The UIA has a three-stage scaling model:
- Identifying new solutions.
- Scaling proven innovations.
- Communication and diffusion.
We have yet to see what impact the UIA has, but the motivation and the approach are intriguing.
Scaling innovation is an important part of library groups, although there is not a library group with the very specific focus of the UIA. The Urban Libraries Council, for example, holds an annual competition to demonstrate innovation in several categories. A part of the purpose is to promote innovation by example across the membership. The Lyrasis Catalyst Fund provides another example, which supports projects with potential community wide impact. SCELC has a competitive Project Initiatives Fund to advance its strategic initiatives.

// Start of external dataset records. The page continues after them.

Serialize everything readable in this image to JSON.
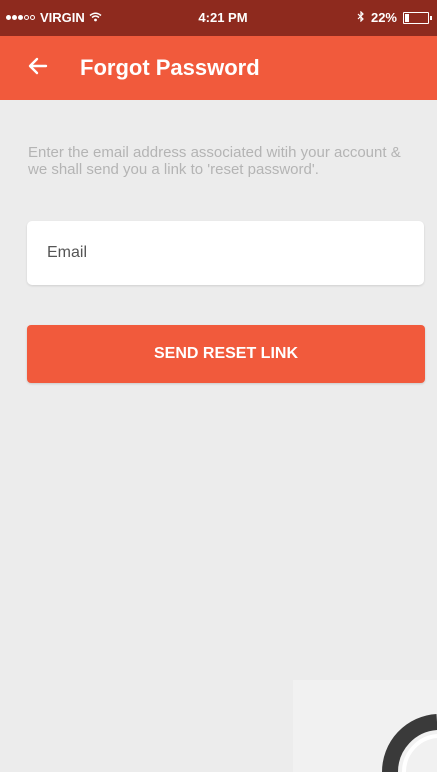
{
  "status_bar": {
    "carrier": "VIRGIN",
    "time": "4:21 PM",
    "battery": "22%",
    "battery_level": 0.22,
    "icons": [
      "signal-dots-icon",
      "wifi-icon",
      "bluetooth-icon",
      "battery-icon"
    ]
  },
  "app_bar": {
    "title": "Forgot Password",
    "back_icon": "arrow-left-icon"
  },
  "form": {
    "instructions": "Enter the email address associated witih your account & we shall send you a link to 'reset password'.",
    "email_placeholder": "Email",
    "email_value": "",
    "submit_label": "SEND RESET LINK"
  },
  "colors": {
    "status_bar_bg": "#8e2a1e",
    "accent": "#f15a3c",
    "background": "#ececec",
    "instruction_text": "#b4b4b4"
  }
}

Creating a network is central to each of the examples above – a network in which new approaches can be socialized and embedded. This is an important aspect of library (and related) consortial activity. This may be in specialist groups like the Open Text Network or Data Curation Network. Or it may be more general – Educopia or Duraspace, for example, have a mission to develop networks which support diffusion and adoption of innovations. Likewise, CNI, the OCLC Research Library Partnership or DLF have an important goal to help socialize and embed innovation. This is certainly also the case with broader groups: Jisc in the UK comes to mind which has a very specific goal of helping to identify, incubate and diffuse innovation.

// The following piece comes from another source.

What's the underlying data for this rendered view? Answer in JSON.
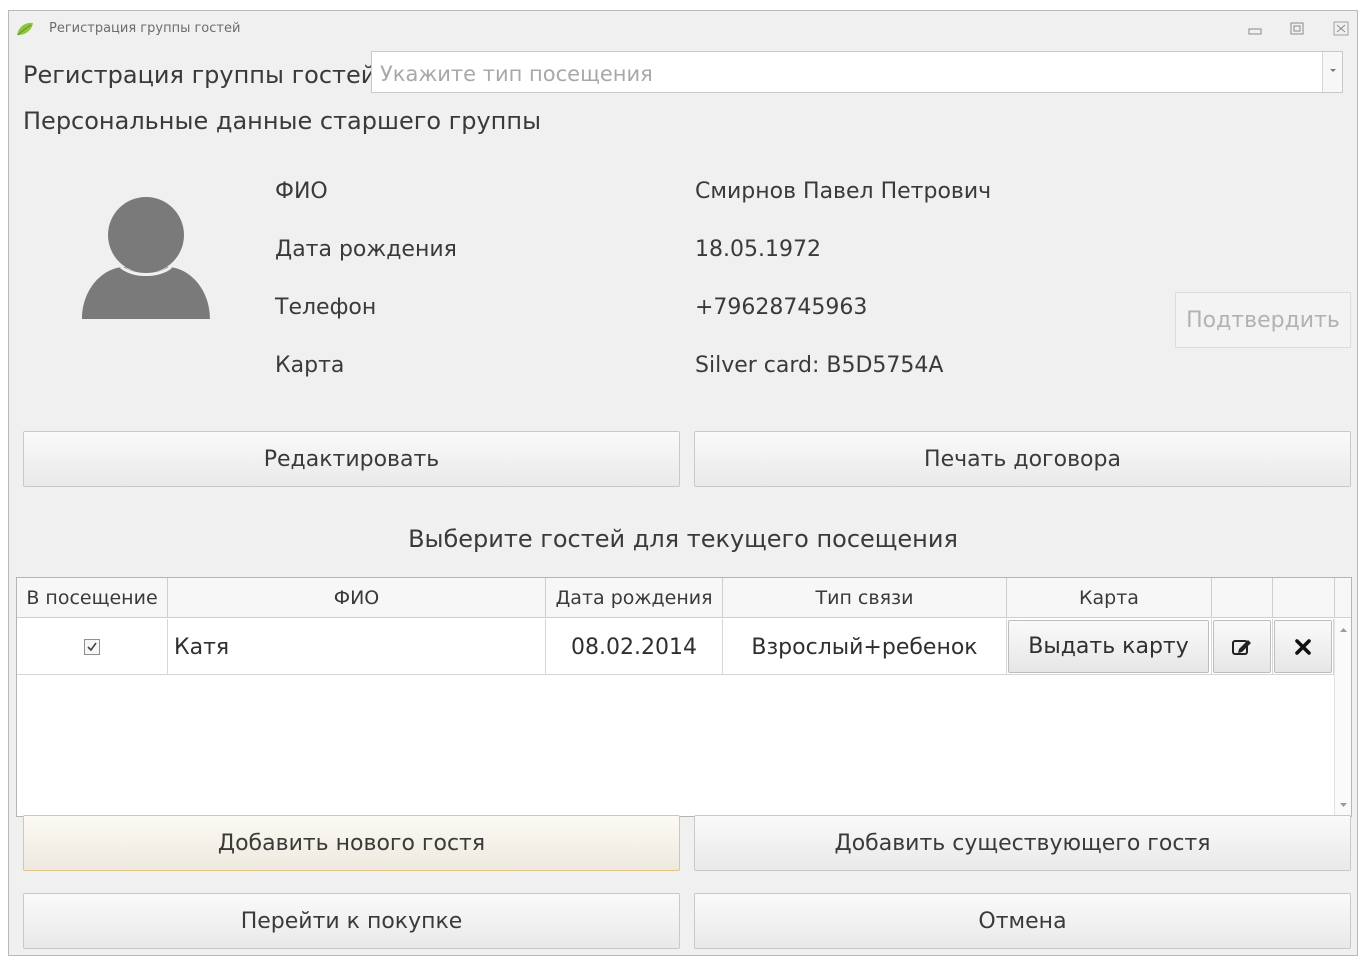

Again, the soft power of consortia is important here: ‘network making’ helps diffuse innovation, moving it into practice. However, there is also scope for more purposeful work to scale innovation across institutions, which is what makes the example of the UIA interesting.
Scaling learning and innovation is actually a central part of library groups and consortia. Often this is a by-product of the “soft power” of such groups, bringing people together around shared practices and problems, mobilizing the trust networks they have created. In this way learning and innovation are emergent – building on the sharing of knowledge and experience in ongoing organizational relationships. From the point of view of consortium staff this is a critically important and valuable benefit, even if it is not always called out explicitly as a service. It would make sense to make it more explicit.
We are also seeing more purposeful approaches, which recognize the importance of learning and innovation – and their intimate connection – in an environment of uncertainty and change. As libraries work to be more active partners and advocates for their communities, they recognize the need to be more responsive and adaptive. This makes it vital to have good mechanisms for scaling learning and innovation within and across libraries, and through the collaboration networks which consortia create.
Acknowledgements. I am grateful to the following people for generous comments on earlier drafts: Gwen Evans, Mike Furlough, Kevin Guthrie, Susan Haigh, Brian Lavoie, Kirsten Leonard, Rick Lugg, John MacColl, Constance Malpas, Barbara Preece, Judy Ruttenberg, Katherine Skinner, John Wilkin, Nicola Wright. Of course, I alone am responsible for the use to which I have put their advice and they do not necessarily share any of the views expressed here! I presented some of this material at the JULAC 50th Anniversary Conference in Hong Kong, and I benefited from the views outlined in the formal responses of Peter Sidorko and Louise Jones.